» Assignment
Below are records that must be duplicated exactly.

(Interface dataset entries)
+ + +

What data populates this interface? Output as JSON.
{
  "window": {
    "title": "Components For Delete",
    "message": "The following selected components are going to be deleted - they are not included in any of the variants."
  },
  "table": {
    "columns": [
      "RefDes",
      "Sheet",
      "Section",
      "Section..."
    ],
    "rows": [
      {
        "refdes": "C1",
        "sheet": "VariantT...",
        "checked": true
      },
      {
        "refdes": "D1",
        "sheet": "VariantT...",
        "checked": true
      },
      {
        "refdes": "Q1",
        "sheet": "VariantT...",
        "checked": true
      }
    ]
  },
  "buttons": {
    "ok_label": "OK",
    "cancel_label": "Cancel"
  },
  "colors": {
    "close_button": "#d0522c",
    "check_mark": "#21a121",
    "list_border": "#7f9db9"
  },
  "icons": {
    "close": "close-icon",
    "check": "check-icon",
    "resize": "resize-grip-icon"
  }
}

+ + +

» Response area
What data populates this interface? Output as JSON.
{
  "window": {
    "title": "Components For Delete",
    "message": "The following selected components are going to be deleted - they are not included in any of the variants."
  },
  "table": {
    "columns": [
      "RefDes",
      "Sheet",
      "Section",
      "Section..."
    ],
    "rows": [
      {
        "refdes": "C1",
        "sheet": "VariantT...",
        "checked": true
      },
      {
        "refdes": "D1",
        "sheet": "VariantT...",
        "checked": true
      },
      {
        "refdes": "Q1",
        "sheet": "VariantT...",
        "checked": true
      }
    ]
  },
  "buttons": {
    "ok_label": "OK",
    "cancel_label": "Cancel"
  },
  "colors": {
    "close_button": "#d0522c",
    "check_mark": "#21a121",
    "list_border": "#7f9db9"
  },
  "icons": {
    "close": "close-icon",
    "check": "check-icon",
    "resize": "resize-grip-icon"
  }
}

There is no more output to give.